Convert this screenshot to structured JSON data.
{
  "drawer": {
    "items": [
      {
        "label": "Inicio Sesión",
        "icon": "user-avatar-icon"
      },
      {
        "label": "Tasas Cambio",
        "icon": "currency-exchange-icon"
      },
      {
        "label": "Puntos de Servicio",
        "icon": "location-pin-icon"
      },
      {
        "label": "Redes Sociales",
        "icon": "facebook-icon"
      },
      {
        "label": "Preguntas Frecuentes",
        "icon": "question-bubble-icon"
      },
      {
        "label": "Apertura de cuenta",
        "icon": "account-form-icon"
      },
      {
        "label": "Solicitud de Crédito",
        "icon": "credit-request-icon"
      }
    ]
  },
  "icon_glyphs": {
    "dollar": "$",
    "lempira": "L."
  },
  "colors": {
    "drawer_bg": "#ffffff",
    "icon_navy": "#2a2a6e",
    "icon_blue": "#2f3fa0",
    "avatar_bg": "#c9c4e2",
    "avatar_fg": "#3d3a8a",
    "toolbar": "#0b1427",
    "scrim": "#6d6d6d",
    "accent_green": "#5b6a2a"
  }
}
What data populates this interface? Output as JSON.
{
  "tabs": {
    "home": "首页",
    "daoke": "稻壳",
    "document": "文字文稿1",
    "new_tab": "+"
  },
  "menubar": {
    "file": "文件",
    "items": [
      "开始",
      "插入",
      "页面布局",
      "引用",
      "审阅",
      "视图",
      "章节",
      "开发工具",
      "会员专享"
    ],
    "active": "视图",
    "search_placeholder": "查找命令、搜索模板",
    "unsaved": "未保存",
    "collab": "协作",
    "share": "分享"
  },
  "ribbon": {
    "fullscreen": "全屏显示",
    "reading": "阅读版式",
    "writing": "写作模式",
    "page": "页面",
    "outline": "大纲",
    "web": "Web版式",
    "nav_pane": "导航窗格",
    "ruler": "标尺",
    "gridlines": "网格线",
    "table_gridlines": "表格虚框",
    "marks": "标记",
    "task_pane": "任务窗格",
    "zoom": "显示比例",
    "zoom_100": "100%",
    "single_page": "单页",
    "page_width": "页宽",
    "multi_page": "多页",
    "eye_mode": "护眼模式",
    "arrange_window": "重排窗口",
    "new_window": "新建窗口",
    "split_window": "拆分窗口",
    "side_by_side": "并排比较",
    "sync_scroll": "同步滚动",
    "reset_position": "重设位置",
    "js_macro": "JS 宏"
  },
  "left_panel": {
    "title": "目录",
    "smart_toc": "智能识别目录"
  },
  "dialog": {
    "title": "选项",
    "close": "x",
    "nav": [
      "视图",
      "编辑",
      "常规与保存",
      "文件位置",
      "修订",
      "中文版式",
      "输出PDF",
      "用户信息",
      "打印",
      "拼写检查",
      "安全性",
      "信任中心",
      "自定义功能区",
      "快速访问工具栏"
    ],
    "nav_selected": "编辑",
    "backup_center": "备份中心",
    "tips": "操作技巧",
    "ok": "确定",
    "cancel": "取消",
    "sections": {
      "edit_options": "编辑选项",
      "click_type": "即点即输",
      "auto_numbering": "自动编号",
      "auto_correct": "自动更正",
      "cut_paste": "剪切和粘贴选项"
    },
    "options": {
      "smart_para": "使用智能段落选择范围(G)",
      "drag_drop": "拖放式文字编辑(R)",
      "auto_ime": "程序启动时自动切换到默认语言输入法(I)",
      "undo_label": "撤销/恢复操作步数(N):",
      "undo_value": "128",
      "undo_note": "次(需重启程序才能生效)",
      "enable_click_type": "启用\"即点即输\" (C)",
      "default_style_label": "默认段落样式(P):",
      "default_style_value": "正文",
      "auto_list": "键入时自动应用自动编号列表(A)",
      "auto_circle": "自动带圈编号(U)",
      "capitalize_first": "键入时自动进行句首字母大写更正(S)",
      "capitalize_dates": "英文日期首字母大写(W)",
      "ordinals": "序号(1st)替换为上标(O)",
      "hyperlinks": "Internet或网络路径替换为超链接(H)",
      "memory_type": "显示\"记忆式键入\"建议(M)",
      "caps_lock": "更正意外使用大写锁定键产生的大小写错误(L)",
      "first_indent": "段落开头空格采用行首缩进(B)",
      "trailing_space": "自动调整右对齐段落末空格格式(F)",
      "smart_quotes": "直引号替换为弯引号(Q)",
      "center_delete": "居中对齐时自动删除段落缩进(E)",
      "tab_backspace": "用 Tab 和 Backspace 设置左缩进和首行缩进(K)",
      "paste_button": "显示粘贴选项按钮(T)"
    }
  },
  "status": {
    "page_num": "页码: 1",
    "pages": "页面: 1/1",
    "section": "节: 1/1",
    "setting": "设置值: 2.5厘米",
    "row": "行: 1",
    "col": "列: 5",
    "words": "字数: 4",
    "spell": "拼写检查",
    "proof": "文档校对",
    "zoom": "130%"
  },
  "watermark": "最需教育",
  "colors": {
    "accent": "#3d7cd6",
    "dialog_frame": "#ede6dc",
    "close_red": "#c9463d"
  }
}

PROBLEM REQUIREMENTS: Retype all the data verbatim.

WRITTEN SOLUTION:
Convert this screenshot to structured JSON data.
{
  "drawer": {
    "items": [
      {
        "label": "Inicio Sesión",
        "icon": "user-avatar-icon"
      },
      {
        "label": "Tasas Cambio",
        "icon": "currency-exchange-icon"
      },
      {
        "label": "Puntos de Servicio",
        "icon": "location-pin-icon"
      },
      {
        "label": "Redes Sociales",
        "icon": "facebook-icon"
      },
      {
        "label": "Preguntas Frecuentes",
        "icon": "question-bubble-icon"
      },
      {
        "label": "Apertura de cuenta",
        "icon": "account-form-icon"
      },
      {
        "label": "Solicitud de Crédito",
        "icon": "credit-request-icon"
      }
    ]
  },
  "icon_glyphs": {
    "dollar": "$",
    "lempira": "L."
  },
  "colors": {
    "drawer_bg": "#ffffff",
    "icon_navy": "#2a2a6e",
    "icon_blue": "#2f3fa0",
    "avatar_bg": "#c9c4e2",
    "avatar_fg": "#3d3a8a",
    "toolbar": "#0b1427",
    "scrim": "#6d6d6d",
    "accent_green": "#5b6a2a"
  }
}
What data populates this interface? Output as JSON.
{
  "tabs": {
    "home": "首页",
    "daoke": "稻壳",
    "document": "文字文稿1",
    "new_tab": "+"
  },
  "menubar": {
    "file": "文件",
    "items": [
      "开始",
      "插入",
      "页面布局",
      "引用",
      "审阅",
      "视图",
      "章节",
      "开发工具",
      "会员专享"
    ],
    "active": "视图",
    "search_placeholder": "查找命令、搜索模板",
    "unsaved": "未保存",
    "collab": "协作",
    "share": "分享"
  },
  "ribbon": {
    "fullscreen": "全屏显示",
    "reading": "阅读版式",
    "writing": "写作模式",
    "page": "页面",
    "outline": "大纲",
    "web": "Web版式",
    "nav_pane": "导航窗格",
    "ruler": "标尺",
    "gridlines": "网格线",
    "table_gridlines": "表格虚框",
    "marks": "标记",
    "task_pane": "任务窗格",
    "zoom": "显示比例",
    "zoom_100": "100%",
    "single_page": "单页",
    "page_width": "页宽",
    "multi_page": "多页",
    "eye_mode": "护眼模式",
    "arrange_window": "重排窗口",
    "new_window": "新建窗口",
    "split_window": "拆分窗口",
    "side_by_side": "并排比较",
    "sync_scroll": "同步滚动",
    "reset_position": "重设位置",
    "js_macro": "JS 宏"
  },
  "left_panel": {
    "title": "目录",
    "smart_toc": "智能识别目录"
  },
  "dialog": {
    "title": "选项",
    "close": "x",
    "nav": [
      "视图",
      "编辑",
      "常规与保存",
      "文件位置",
      "修订",
      "中文版式",
      "输出PDF",
      "用户信息",
      "打印",
      "拼写检查",
      "安全性",
      "信任中心",
      "自定义功能区",
      "快速访问工具栏"
    ],
    "nav_selected": "编辑",
    "backup_center": "备份中心",
    "tips": "操作技巧",
    "ok": "确定",
    "cancel": "取消",
    "sections": {
      "edit_options": "编辑选项",
      "click_type": "即点即输",
      "auto_numbering": "自动编号",
      "auto_correct": "自动更正",
      "cut_paste": "剪切和粘贴选项"
    },
    "options": {
      "smart_para": "使用智能段落选择范围(G)",
      "drag_drop": "拖放式文字编辑(R)",
      "auto_ime": "程序启动时自动切换到默认语言输入法(I)",
      "undo_label": "撤销/恢复操作步数(N):",
      "undo_value": "128",
      "undo_note": "次(需重启程序才能生效)",
      "enable_click_type": "启用\"即点即输\" (C)",
      "default_style_label": "默认段落样式(P):",
      "default_style_value": "正文",
      "auto_list": "键入时自动应用自动编号列表(A)",
      "auto_circle": "自动带圈编号(U)",
      "capitalize_first": "键入时自动进行句首字母大写更正(S)",
      "capitalize_dates": "英文日期首字母大写(W)",
      "ordinals": "序号(1st)替换为上标(O)",
      "hyperlinks": "Internet或网络路径替换为超链接(H)",
      "memory_type": "显示\"记忆式键入\"建议(M)",
      "caps_lock": "更正意外使用大写锁定键产生的大小写错误(L)",
      "first_indent": "段落开头空格采用行首缩进(B)",
      "trailing_space": "自动调整右对齐段落末空格格式(F)",
      "smart_quotes": "直引号替换为弯引号(Q)",
      "center_delete": "居中对齐时自动删除段落缩进(E)",
      "tab_backspace": "用 Tab 和 Backspace 设置左缩进和首行缩进(K)",
      "paste_button": "显示粘贴选项按钮(T)"
    }
  },
  "status": {
    "page_num": "页码: 1",
    "pages": "页面: 1/1",
    "section": "节: 1/1",
    "setting": "设置值: 2.5厘米",
    "row": "行: 1",
    "col": "列: 5",
    "words": "字数: 4",
    "spell": "拼写检查",
    "proof": "文档校对",
    "zoom": "130%"
  },
  "watermark": "最需教育",
  "colors": {
    "accent": "#3d7cd6",
    "dialog_frame": "#ede6dc",
    "close_red": "#c9463d"
  }
}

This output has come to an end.